Golden Autumn, Robert A Sieczkiewicz

Here I sit on the hill silent and still,
Peering off to the end with mind spawning.
Autumn, the soft wind gives its gentle chill,
Time not move this day for this I’m yearning.

Relive this year impossible I fear,
Yet many memories forever be.
No doubt this has been a wonderful year,
Having those I love so much, near to me.

The darkness of winter shall soon be here,
With many memories shant shed a tear.
Plentiful laughs and giggles fill my ear,
Held so close to my heart with much revere.

In autumn some work to collect the leaves,
For me it is time to store memories.

Muse or Odalisque, a poem by Robert A. Sieczkiewicz

Courbet Gustave -Jo the Beautiful Irish Girl (1866)

Jo, the Beautiful Irish Girl,  Gustave Courbet (1866)

 

Muse or Odalisque, Robert A. Sieczkiewicz

The mirror shows the color of my hair,
But silent on my internal despair.
O but wishing this piece of glass could care,
As my quandary has been a nightmare.

With two so distinct can my love I share?
What I ask is it a request so rare?
Understanding it be an odd affair,
Yet to cast aside one would be unfair.

To make a choice of one my heart I’d tear.
A love of both no issues to declare.
Am able to withstand the wretched stare.
When Whistler or Courbet call I’ll be there.

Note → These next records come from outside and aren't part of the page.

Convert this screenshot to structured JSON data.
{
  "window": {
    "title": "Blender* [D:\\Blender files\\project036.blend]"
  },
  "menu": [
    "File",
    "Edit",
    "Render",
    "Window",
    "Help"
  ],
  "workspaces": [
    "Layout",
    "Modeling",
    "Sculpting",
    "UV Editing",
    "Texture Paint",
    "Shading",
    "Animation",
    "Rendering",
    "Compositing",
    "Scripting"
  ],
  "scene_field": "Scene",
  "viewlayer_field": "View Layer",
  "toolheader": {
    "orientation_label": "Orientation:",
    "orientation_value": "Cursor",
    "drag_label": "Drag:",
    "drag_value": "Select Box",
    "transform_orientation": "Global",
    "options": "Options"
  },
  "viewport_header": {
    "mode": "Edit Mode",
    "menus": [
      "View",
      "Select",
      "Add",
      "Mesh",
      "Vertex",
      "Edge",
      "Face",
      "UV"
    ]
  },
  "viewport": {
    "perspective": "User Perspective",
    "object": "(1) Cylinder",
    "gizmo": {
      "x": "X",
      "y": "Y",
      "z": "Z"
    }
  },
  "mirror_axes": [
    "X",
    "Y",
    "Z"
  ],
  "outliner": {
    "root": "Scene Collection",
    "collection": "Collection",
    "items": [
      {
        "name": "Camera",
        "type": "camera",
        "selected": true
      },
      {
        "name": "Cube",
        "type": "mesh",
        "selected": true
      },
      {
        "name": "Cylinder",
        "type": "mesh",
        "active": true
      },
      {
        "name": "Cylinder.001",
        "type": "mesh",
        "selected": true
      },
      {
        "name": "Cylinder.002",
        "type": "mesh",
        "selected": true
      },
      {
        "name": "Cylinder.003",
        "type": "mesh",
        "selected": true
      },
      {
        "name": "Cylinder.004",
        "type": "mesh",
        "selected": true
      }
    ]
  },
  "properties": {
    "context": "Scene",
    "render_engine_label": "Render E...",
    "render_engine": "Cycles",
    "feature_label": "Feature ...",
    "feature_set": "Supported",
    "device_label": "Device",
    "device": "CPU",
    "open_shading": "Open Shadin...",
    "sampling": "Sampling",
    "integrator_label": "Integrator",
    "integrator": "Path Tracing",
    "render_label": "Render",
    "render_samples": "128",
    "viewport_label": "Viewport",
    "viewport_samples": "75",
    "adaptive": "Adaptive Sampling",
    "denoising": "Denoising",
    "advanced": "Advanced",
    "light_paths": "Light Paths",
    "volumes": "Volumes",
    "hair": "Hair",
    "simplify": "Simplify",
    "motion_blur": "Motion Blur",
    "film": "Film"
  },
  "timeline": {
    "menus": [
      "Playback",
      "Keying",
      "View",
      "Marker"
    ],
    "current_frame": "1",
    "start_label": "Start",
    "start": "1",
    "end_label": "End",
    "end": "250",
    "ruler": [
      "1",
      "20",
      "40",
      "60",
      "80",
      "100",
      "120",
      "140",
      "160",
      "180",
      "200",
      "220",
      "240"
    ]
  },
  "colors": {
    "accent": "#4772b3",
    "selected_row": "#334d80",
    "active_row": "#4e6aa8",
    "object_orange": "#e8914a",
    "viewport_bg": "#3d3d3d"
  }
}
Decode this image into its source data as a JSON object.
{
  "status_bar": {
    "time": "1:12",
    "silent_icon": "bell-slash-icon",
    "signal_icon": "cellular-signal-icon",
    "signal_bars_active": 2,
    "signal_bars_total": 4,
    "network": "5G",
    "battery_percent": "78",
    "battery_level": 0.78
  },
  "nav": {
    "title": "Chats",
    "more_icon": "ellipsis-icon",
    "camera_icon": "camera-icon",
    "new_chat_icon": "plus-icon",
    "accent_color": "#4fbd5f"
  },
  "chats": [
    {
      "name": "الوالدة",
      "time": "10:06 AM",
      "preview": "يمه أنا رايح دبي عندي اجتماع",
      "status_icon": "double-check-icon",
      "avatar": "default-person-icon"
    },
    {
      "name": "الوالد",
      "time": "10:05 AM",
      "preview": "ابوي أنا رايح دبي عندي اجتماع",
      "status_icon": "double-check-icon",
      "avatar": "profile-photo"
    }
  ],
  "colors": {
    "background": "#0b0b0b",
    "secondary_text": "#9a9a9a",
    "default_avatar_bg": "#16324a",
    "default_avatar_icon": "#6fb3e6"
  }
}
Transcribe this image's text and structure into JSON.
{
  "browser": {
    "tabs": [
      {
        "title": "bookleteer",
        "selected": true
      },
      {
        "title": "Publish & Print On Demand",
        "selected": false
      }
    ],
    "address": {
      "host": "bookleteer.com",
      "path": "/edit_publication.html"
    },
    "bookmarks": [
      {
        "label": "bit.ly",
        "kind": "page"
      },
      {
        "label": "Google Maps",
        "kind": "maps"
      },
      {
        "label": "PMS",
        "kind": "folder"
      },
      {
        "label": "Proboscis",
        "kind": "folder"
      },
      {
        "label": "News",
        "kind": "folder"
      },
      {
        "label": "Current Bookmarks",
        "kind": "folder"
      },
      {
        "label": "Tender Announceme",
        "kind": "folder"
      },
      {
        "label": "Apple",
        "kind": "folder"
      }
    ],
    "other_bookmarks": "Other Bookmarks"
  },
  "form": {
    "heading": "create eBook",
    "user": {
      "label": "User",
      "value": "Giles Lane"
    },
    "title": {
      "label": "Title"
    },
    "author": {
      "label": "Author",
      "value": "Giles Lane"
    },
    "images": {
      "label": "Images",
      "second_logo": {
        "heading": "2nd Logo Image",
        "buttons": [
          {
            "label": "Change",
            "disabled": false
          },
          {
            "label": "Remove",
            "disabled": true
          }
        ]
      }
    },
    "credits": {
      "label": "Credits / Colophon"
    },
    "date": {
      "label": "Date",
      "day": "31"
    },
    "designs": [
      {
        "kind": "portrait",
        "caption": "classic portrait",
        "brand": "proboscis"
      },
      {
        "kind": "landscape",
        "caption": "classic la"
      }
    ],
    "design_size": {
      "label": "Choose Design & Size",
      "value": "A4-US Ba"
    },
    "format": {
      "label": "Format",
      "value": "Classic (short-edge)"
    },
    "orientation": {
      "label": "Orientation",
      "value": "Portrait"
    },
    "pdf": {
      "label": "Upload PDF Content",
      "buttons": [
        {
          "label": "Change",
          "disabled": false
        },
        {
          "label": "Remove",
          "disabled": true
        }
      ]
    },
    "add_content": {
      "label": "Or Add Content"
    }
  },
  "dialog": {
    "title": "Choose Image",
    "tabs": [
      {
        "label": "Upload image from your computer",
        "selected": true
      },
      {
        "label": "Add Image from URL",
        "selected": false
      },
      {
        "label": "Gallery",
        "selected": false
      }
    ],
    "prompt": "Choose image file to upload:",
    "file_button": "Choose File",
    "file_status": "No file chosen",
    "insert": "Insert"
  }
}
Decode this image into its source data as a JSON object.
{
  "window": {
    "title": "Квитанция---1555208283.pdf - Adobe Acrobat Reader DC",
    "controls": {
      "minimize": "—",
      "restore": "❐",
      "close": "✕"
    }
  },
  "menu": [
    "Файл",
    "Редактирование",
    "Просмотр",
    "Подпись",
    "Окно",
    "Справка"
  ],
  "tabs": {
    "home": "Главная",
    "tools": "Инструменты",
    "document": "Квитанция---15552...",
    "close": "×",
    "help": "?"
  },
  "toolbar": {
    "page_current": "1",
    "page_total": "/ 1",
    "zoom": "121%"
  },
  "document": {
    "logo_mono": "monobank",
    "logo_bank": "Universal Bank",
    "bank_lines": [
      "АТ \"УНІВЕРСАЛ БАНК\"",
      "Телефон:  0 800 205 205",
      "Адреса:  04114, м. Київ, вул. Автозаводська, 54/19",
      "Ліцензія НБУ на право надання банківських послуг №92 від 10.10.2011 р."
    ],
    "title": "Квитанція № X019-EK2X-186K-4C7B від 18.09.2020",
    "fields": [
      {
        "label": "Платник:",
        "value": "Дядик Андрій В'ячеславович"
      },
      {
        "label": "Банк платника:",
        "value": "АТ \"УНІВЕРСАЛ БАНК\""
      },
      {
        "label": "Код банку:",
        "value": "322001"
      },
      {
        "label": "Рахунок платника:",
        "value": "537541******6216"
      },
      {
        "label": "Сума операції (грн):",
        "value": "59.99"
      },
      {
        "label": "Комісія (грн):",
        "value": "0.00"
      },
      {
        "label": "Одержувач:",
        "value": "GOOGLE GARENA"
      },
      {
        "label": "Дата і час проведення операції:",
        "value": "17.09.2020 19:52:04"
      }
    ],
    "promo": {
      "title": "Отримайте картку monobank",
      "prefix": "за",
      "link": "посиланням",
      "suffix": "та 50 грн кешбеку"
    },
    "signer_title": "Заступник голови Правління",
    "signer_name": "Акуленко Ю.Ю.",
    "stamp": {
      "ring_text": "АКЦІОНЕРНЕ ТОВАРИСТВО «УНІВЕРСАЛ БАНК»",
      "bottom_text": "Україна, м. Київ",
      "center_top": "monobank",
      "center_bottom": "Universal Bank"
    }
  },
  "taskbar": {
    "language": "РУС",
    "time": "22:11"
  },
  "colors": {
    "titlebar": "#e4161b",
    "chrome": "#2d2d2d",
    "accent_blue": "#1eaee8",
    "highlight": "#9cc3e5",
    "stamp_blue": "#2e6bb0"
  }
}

Such arrangements are not so very quare.
Is it novel to have wife and affair?